That is why I found the courage to say what came next, “Lord, I can see you are a prophet,” and then I asked him the burning theological question of my people. I said, “Our ancestors worshipped on this mountain, but you people claim that the place where one should worship God is in Jerusalem.” This was really important. I knew that this man could point me to the true worship of God.
Then Jesus explained that where we worship God is not as important as how. He told me that we are to worship God in Spirit and Truth. And if we open our spirits to worship God in Truth then where we worship doesn’t matter. We can worship God anywhere.
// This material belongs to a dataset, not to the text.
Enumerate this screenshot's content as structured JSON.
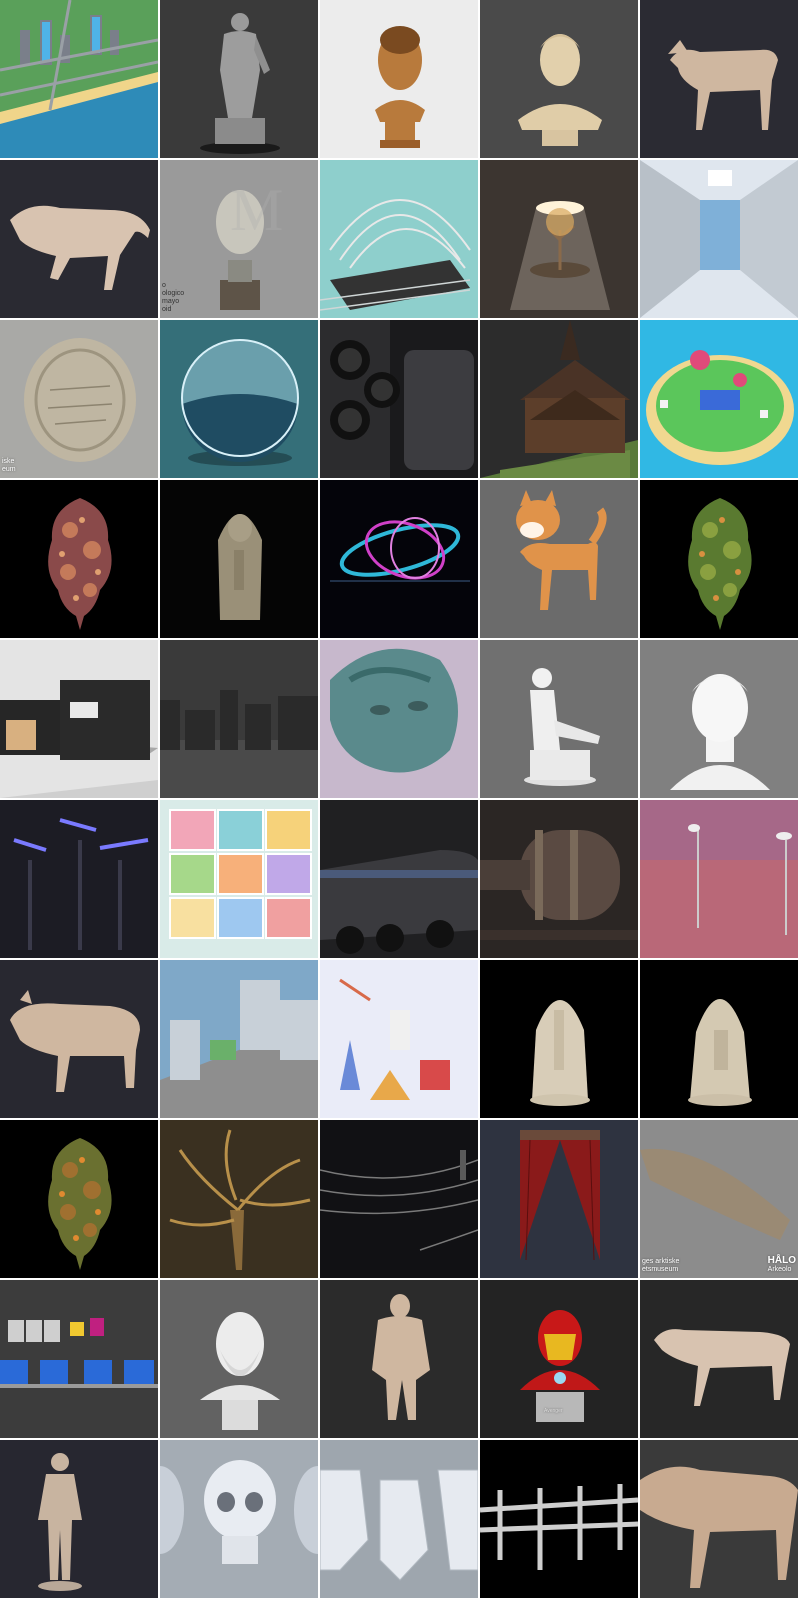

I was amazed at what the man, the prophet, told me. I knew in my heart that he was speaking the truth. I could feel it. I said, “I know the Messiah is coming and he will announce all things to us.” But what I really meant was “Are you The One? Are you the Messiah?” Jesus knew me statement as a question and answered me saying, “I who speak to you—I am he.”
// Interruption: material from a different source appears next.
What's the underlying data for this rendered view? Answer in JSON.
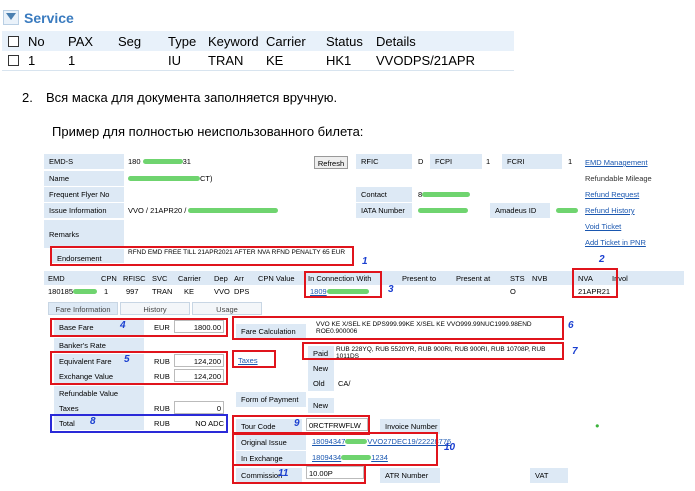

Just then, the disciples come back to the well. But that didn’t matter to me anymore. I had spoken to the Messiah. He was right there at Jacob’s well. I couldn’t contain myself. I ran from the well, leaving my water jar hanging on the edge of the void, where I had been only moments before. I went to town and gathered people together. I began shouting excitedly, “Come and see a man who has told me everything I have ever done! Could this be the Messiah?”
They believed me. Notice this. They believed me. Me. The woman who didn’t go to the well when others were drawing water? They believed me? Maybe they never despised me. It was my own self esteem that was so low that I was the one who didn’t dare be around them. But now it was different. The Messiah had come. I couldn’t be afraid. The message was not about me. The message I had for my people was about God. And they did listen and believe.
Amazing. Jesus’ own disciples had just come to this town, yet they didn’t evangelize the people. They came and went without changing a thing in my town. But me, the woman who no one noticed changed everything. I was empowered by the spirit of God to proclaim the good news of God’s kingdom to my own people. Though I would never have guessed this could have happened as I went out to the well that day, I became a leader of my people. I led them to God, in the person of Jesus, the Christ.
What about you? Do you think that God can’t or won’t use you? Or have you, like I had, forgotten your own worth as a child of God? If so, you are in danger of surrendering yourself so completely to others, that you have no life of your own.
Don’t get me wrong, Jesus did teach that we are to serve others and put others needs ahead of our own. But putting others ahead of yourself is not all that Jesus taught. He also taught that all of creation is valuable to God. All creation has a unique worth in the eyes of our creator. When you don’t value your own worth as a unique and special creation of God, it can lead to sin. Not valuing yourself as God values you can lead to neglecting your own inner life and burying the unique talents God has given you.
See how Jesus responded to me when others ignored me and when I avoided them as well. Jesus saw the truth in me. Jesus saw me as a priceless gem—a child of God. Jesus revealed his Kingdom to me and invited me in.
I arrived at the well considering myself worthless. But I heard and responded to Jesus’ call and in doing so regained my own sense of identity. Then, I didn’t just follow Jesus; I led my people to him.
We are all God’s children, loved and adored by our creator who is calling us home. Not one of us is insignificant to God. Not one of us is unworthy to lead God’s people.
Because your worth as a human is not about who you are in the eyes of others. Your worth as a human is determined by who you are in the eyes of God. And to God, you are a beloved child. You are fully known and deeply loved. This I promise you.
The Rev. Frank Logue, Pastor
Labels: Gospel reading